Source: MECW, Volume 6, p. 52;
Written: in May 1846
First published: in The Northern Star No. 446, May 30, 1846;

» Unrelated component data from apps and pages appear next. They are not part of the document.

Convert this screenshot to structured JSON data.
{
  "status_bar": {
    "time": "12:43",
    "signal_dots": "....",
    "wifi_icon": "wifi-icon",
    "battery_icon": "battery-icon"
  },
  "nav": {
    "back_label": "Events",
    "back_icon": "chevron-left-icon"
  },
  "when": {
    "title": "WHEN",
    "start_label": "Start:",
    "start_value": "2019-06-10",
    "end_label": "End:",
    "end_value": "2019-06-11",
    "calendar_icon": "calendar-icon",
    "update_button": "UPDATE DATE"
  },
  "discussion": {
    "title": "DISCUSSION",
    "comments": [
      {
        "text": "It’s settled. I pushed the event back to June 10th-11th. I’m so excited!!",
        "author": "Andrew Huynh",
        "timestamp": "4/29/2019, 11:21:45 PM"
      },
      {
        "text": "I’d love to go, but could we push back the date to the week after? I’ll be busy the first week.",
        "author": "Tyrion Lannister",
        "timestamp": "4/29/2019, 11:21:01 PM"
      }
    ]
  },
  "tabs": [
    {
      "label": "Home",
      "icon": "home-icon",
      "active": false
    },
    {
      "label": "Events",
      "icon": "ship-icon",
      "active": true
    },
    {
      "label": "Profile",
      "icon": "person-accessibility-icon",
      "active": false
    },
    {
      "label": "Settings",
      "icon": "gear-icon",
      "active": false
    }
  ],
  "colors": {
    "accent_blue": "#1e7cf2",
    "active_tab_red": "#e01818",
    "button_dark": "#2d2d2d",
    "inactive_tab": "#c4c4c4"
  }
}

There exists a law in Prussia, dated 17th of January 1820, forbidding the King to contract any State Debts without the sanction of the States-General, an assembly which it is very well known, does not yet exist in Prussia. This law is the only guarantee the Prussians have for ever getting the constitution which, since 1815, has been promised to them. The fact of the existence of such a law not being generally known out of Prussia, the government succeeded in 1823 in borrowing three millions of pounds in England — first violation. After the French revolution of 1830, the Prussian government being obliged to make extensive preparations for a war which was then likely to break out, they not having any money, made the “interests for transatlantic trade”, a government concern, borrow twelve millions of dollars (£1,700,000), which, of course, were under the guarantee of the government, and spent by the government — second violation. Not to speak of the small violations, such as loans of a few hundred thousands of pounds by the same concern, the King of Prussia [Frederick William IV] has at this moment, committed a third great violation. The credit of this concern being as it seems exhausted, the Bank of Prussia, being just in the same way, exclusively a government concern, has been empowered by the King to issue banknotes to the amount of ten millions of dollars (£1,350,000). This, deducting 3 1/3 millions as deposit and 1/3 million for the increased expenses of the establishment, amounts in reality to an “indirect loan” of six millions of dollars or nearly one million of pounds, which the government will be responsible for, as up to this time no private capitalists are partners to the Bank of Prussia. It is to be hoped that the Prussians, particularly the middle classes, who are most interested in the constitution, will not let this pass without an energetic protest.